Stored dataset items

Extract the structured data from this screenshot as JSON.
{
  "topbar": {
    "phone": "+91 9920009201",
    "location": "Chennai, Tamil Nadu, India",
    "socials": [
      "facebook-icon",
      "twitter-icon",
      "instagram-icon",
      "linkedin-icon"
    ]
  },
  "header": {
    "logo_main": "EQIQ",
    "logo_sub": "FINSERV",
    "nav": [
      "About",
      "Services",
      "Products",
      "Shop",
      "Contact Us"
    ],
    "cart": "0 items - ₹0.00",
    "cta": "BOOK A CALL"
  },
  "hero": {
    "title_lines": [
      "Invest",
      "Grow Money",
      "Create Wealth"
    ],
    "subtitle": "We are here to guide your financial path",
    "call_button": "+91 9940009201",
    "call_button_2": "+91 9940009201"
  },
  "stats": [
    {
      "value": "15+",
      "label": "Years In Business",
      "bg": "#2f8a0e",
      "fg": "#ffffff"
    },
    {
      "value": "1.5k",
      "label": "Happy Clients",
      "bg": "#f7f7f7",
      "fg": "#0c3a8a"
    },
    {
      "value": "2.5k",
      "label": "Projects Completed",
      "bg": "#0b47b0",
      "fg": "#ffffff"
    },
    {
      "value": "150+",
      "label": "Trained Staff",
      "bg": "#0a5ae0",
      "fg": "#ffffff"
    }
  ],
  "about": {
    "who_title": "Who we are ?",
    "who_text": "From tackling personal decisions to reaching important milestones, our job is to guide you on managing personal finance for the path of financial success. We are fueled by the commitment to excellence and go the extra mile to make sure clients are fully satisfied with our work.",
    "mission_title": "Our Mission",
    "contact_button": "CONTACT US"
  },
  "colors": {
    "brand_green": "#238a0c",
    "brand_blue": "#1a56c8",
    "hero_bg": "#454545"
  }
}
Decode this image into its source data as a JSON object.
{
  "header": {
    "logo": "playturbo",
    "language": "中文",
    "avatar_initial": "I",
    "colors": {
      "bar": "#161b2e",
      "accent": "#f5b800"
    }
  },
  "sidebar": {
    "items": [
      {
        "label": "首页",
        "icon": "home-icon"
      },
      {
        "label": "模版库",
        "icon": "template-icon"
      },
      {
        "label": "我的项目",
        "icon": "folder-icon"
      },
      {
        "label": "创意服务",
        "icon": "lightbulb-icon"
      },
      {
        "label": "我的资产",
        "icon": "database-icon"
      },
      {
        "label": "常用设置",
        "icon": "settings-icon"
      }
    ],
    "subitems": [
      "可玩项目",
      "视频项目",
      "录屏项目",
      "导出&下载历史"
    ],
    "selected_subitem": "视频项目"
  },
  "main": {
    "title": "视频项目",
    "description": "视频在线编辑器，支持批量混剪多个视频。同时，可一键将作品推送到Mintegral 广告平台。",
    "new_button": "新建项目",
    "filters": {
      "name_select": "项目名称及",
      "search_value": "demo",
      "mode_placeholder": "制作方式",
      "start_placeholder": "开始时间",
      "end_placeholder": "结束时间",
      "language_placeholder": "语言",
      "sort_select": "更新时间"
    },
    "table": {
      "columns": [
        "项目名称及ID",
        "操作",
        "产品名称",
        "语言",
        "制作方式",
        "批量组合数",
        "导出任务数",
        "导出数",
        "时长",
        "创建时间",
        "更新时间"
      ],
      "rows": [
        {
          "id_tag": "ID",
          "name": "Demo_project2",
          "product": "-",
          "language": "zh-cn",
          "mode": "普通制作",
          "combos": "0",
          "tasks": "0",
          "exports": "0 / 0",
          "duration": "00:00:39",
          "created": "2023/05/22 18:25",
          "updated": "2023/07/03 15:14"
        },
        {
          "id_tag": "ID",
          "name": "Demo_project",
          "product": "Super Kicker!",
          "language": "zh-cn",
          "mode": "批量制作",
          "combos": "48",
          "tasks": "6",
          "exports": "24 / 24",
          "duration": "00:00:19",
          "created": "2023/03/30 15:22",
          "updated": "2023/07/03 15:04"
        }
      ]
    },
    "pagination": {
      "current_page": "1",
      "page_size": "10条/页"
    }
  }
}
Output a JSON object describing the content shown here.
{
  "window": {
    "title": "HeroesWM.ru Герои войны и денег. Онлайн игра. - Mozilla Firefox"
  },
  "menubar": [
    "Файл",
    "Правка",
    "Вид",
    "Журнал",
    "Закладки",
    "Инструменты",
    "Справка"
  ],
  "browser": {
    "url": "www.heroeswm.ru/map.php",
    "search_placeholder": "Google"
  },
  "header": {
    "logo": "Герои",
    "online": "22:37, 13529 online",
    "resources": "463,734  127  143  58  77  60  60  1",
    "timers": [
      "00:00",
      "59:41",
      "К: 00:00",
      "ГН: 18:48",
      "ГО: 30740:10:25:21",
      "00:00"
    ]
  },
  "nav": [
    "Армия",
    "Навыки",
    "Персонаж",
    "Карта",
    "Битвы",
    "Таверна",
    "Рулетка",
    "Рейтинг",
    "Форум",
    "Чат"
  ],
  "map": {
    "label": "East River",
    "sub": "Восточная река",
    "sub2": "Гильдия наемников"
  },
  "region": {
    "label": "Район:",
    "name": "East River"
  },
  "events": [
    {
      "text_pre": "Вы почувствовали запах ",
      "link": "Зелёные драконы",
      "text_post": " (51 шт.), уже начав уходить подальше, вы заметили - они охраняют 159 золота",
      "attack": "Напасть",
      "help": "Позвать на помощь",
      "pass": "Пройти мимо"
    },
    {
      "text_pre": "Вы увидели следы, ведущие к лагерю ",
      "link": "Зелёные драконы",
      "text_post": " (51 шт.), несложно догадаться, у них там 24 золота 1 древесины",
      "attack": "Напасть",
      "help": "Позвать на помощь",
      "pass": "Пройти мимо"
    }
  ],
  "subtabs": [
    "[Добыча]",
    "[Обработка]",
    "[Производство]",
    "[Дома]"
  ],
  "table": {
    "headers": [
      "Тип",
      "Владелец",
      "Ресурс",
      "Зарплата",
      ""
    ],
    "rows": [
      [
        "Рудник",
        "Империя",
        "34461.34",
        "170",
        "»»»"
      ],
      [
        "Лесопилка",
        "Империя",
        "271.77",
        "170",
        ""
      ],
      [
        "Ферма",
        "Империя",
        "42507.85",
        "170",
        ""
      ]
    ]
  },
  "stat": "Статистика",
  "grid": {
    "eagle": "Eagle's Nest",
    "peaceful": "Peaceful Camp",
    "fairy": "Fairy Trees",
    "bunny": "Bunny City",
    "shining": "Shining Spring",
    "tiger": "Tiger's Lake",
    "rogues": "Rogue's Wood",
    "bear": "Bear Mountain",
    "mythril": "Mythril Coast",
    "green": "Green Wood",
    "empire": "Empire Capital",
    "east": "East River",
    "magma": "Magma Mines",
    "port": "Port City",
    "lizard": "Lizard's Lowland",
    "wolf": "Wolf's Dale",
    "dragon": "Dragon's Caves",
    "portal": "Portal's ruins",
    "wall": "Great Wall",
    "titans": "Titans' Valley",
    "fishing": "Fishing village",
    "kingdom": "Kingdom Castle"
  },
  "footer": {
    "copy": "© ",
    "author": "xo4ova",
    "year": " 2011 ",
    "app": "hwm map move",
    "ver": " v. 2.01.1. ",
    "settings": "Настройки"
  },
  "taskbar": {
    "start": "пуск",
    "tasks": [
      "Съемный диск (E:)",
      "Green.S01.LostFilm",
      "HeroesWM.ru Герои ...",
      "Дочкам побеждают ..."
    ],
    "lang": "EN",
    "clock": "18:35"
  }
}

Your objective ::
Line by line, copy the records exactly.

Solution to the problem ::
Extract the structured data from this screenshot as JSON.
{
  "topbar": {
    "phone": "+91 9920009201",
    "location": "Chennai, Tamil Nadu, India",
    "socials": [
      "facebook-icon",
      "twitter-icon",
      "instagram-icon",
      "linkedin-icon"
    ]
  },
  "header": {
    "logo_main": "EQIQ",
    "logo_sub": "FINSERV",
    "nav": [
      "About",
      "Services",
      "Products",
      "Shop",
      "Contact Us"
    ],
    "cart": "0 items - ₹0.00",
    "cta": "BOOK A CALL"
  },
  "hero": {
    "title_lines": [
      "Invest",
      "Grow Money",
      "Create Wealth"
    ],
    "subtitle": "We are here to guide your financial path",
    "call_button": "+91 9940009201",
    "call_button_2": "+91 9940009201"
  },
  "stats": [
    {
      "value": "15+",
      "label": "Years In Business",
      "bg": "#2f8a0e",
      "fg": "#ffffff"
    },
    {
      "value": "1.5k",
      "label": "Happy Clients",
      "bg": "#f7f7f7",
      "fg": "#0c3a8a"
    },
    {
      "value": "2.5k",
      "label": "Projects Completed",
      "bg": "#0b47b0",
      "fg": "#ffffff"
    },
    {
      "value": "150+",
      "label": "Trained Staff",
      "bg": "#0a5ae0",
      "fg": "#ffffff"
    }
  ],
  "about": {
    "who_title": "Who we are ?",
    "who_text": "From tackling personal decisions to reaching important milestones, our job is to guide you on managing personal finance for the path of financial success. We are fueled by the commitment to excellence and go the extra mile to make sure clients are fully satisfied with our work.",
    "mission_title": "Our Mission",
    "contact_button": "CONTACT US"
  },
  "colors": {
    "brand_green": "#238a0c",
    "brand_blue": "#1a56c8",
    "hero_bg": "#454545"
  }
}
Decode this image into its source data as a JSON object.
{
  "header": {
    "logo": "playturbo",
    "language": "中文",
    "avatar_initial": "I",
    "colors": {
      "bar": "#161b2e",
      "accent": "#f5b800"
    }
  },
  "sidebar": {
    "items": [
      {
        "label": "首页",
        "icon": "home-icon"
      },
      {
        "label": "模版库",
        "icon": "template-icon"
      },
      {
        "label": "我的项目",
        "icon": "folder-icon"
      },
      {
        "label": "创意服务",
        "icon": "lightbulb-icon"
      },
      {
        "label": "我的资产",
        "icon": "database-icon"
      },
      {
        "label": "常用设置",
        "icon": "settings-icon"
      }
    ],
    "subitems": [
      "可玩项目",
      "视频项目",
      "录屏项目",
      "导出&下载历史"
    ],
    "selected_subitem": "视频项目"
  },
  "main": {
    "title": "视频项目",
    "description": "视频在线编辑器，支持批量混剪多个视频。同时，可一键将作品推送到Mintegral 广告平台。",
    "new_button": "新建项目",
    "filters": {
      "name_select": "项目名称及",
      "search_value": "demo",
      "mode_placeholder": "制作方式",
      "start_placeholder": "开始时间",
      "end_placeholder": "结束时间",
      "language_placeholder": "语言",
      "sort_select": "更新时间"
    },
    "table": {
      "columns": [
        "项目名称及ID",
        "操作",
        "产品名称",
        "语言",
        "制作方式",
        "批量组合数",
        "导出任务数",
        "导出数",
        "时长",
        "创建时间",
        "更新时间"
      ],
      "rows": [
        {
          "id_tag": "ID",
          "name": "Demo_project2",
          "product": "-",
          "language": "zh-cn",
          "mode": "普通制作",
          "combos": "0",
          "tasks": "0",
          "exports": "0 / 0",
          "duration": "00:00:39",
          "created": "2023/05/22 18:25",
          "updated": "2023/07/03 15:14"
        },
        {
          "id_tag": "ID",
          "name": "Demo_project",
          "product": "Super Kicker!",
          "language": "zh-cn",
          "mode": "批量制作",
          "combos": "48",
          "tasks": "6",
          "exports": "24 / 24",
          "duration": "00:00:19",
          "created": "2023/03/30 15:22",
          "updated": "2023/07/03 15:04"
        }
      ]
    },
    "pagination": {
      "current_page": "1",
      "page_size": "10条/页"
    }
  }
}
Output a JSON object describing the content shown here.
{
  "window": {
    "title": "HeroesWM.ru Герои войны и денег. Онлайн игра. - Mozilla Firefox"
  },
  "menubar": [
    "Файл",
    "Правка",
    "Вид",
    "Журнал",
    "Закладки",
    "Инструменты",
    "Справка"
  ],
  "browser": {
    "url": "www.heroeswm.ru/map.php",
    "search_placeholder": "Google"
  },
  "header": {
    "logo": "Герои",
    "online": "22:37, 13529 online",
    "resources": "463,734  127  143  58  77  60  60  1",
    "timers": [
      "00:00",
      "59:41",
      "К: 00:00",
      "ГН: 18:48",
      "ГО: 30740:10:25:21",
      "00:00"
    ]
  },
  "nav": [
    "Армия",
    "Навыки",
    "Персонаж",
    "Карта",
    "Битвы",
    "Таверна",
    "Рулетка",
    "Рейтинг",
    "Форум",
    "Чат"
  ],
  "map": {
    "label": "East River",
    "sub": "Восточная река",
    "sub2": "Гильдия наемников"
  },
  "region": {
    "label": "Район:",
    "name": "East River"
  },
  "events": [
    {
      "text_pre": "Вы почувствовали запах ",
      "link": "Зелёные драконы",
      "text_post": " (51 шт.), уже начав уходить подальше, вы заметили - они охраняют 159 золота",
      "attack": "Напасть",
      "help": "Позвать на помощь",
      "pass": "Пройти мимо"
    },
    {
      "text_pre": "Вы увидели следы, ведущие к лагерю ",
      "link": "Зелёные драконы",
      "text_post": " (51 шт.), несложно догадаться, у них там 24 золота 1 древесины",
      "attack": "Напасть",
      "help": "Позвать на помощь",
      "pass": "Пройти мимо"
    }
  ],
  "subtabs": [
    "[Добыча]",
    "[Обработка]",
    "[Производство]",
    "[Дома]"
  ],
  "table": {
    "headers": [
      "Тип",
      "Владелец",
      "Ресурс",
      "Зарплата",
      ""
    ],
    "rows": [
      [
        "Рудник",
        "Империя",
        "34461.34",
        "170",
        "»»»"
      ],
      [
        "Лесопилка",
        "Империя",
        "271.77",
        "170",
        ""
      ],
      [
        "Ферма",
        "Империя",
        "42507.85",
        "170",
        ""
      ]
    ]
  },
  "stat": "Статистика",
  "grid": {
    "eagle": "Eagle's Nest",
    "peaceful": "Peaceful Camp",
    "fairy": "Fairy Trees",
    "bunny": "Bunny City",
    "shining": "Shining Spring",
    "tiger": "Tiger's Lake",
    "rogues": "Rogue's Wood",
    "bear": "Bear Mountain",
    "mythril": "Mythril Coast",
    "green": "Green Wood",
    "empire": "Empire Capital",
    "east": "East River",
    "magma": "Magma Mines",
    "port": "Port City",
    "lizard": "Lizard's Lowland",
    "wolf": "Wolf's Dale",
    "dragon": "Dragon's Caves",
    "portal": "Portal's ruins",
    "wall": "Great Wall",
    "titans": "Titans' Valley",
    "fishing": "Fishing village",
    "kingdom": "Kingdom Castle"
  },
  "footer": {
    "copy": "© ",
    "author": "xo4ova",
    "year": " 2011 ",
    "app": "hwm map move",
    "ver": " v. 2.01.1. ",
    "settings": "Настройки"
  },
  "taskbar": {
    "start": "пуск",
    "tasks": [
      "Съемный диск (E:)",
      "Green.S01.LostFilm",
      "HeroesWM.ru Герои ...",
      "Дочкам побеждают ..."
    ],
    "lang": "EN",
    "clock": "18:35"
  }
}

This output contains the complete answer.